Ask the experts
My mother got thrombosis in both her legs in about a month's time. She was told that these thromboses are caused by her putative gallbladder cancer, and also a secondary form in the liver. She's had a gallstone problem for 40 years, but it was silent for the last twenty years or so. Now she is experiencing symptoms like bladder problems, pain, and fatigue again. Any insight you have will help.
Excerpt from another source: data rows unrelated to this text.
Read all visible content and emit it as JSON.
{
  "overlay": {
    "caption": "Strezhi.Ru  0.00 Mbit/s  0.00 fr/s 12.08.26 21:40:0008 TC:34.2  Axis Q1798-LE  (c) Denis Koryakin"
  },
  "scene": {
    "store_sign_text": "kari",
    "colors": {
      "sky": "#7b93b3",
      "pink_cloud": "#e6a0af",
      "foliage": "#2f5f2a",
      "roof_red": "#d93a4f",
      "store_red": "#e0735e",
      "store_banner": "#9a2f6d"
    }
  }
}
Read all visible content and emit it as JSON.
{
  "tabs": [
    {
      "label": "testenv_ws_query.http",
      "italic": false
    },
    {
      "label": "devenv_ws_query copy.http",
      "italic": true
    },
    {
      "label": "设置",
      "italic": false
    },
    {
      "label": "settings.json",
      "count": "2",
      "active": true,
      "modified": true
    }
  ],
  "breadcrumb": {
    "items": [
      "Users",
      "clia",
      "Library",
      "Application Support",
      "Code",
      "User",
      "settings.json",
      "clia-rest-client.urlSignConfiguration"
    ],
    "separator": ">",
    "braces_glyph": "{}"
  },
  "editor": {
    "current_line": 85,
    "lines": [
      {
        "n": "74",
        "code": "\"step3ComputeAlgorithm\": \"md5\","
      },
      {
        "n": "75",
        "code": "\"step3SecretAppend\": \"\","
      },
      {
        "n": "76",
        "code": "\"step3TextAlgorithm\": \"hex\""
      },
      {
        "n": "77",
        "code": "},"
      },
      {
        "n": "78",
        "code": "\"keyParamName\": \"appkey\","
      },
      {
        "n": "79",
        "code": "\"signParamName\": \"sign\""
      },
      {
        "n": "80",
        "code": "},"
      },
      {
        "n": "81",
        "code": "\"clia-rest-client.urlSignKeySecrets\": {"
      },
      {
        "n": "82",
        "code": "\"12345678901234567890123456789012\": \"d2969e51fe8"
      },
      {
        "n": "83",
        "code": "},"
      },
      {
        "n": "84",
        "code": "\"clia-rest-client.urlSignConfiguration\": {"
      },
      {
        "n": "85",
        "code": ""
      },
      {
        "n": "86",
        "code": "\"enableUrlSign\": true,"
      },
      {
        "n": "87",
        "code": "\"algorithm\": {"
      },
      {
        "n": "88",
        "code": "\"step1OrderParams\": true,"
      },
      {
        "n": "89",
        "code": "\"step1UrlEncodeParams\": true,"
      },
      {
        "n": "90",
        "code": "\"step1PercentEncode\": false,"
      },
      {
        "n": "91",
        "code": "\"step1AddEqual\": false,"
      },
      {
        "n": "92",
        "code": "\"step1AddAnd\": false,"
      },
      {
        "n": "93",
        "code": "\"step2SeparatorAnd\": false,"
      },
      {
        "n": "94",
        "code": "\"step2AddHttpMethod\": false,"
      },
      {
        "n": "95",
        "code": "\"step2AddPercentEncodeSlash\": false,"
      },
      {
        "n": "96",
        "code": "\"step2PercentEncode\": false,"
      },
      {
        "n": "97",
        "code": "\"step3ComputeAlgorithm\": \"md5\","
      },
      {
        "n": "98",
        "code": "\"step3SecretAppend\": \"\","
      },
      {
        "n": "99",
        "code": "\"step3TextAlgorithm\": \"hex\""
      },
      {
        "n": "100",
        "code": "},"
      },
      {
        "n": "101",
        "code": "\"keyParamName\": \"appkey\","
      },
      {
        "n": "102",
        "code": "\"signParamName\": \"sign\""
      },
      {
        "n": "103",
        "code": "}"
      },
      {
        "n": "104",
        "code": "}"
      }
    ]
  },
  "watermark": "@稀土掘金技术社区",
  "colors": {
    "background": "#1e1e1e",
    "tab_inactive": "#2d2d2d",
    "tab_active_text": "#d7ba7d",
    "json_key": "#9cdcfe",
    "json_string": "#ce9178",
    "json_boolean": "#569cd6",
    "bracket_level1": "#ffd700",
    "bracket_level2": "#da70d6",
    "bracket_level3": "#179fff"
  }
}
We assume that you are asking whether your mother's present complaints could be due to the gallstone problem that has been silent for 20 years. Gallstones are very common and affect up to 40% people over the age of 65. Often, gallstones cause no symptoms. The major symptoms of gallstones are upper abdominal pain and obstruction to the flow of bile which leads to jaundice (in which the patient's skin turns yellow). People with various complaints who are known to have gallstones often wonder whether their symptoms could be caused by their gallstones. The general point is that gallstones cause a few, very characteristic symptoms. Most other symptoms are not due to gallstones. Cancer of the gallbladder, especially when it has spread to the liver, can cause pain and fatigue. Some cancers also increase the tendency of blood to clot, and this leads to thrombosis within arteries and veins.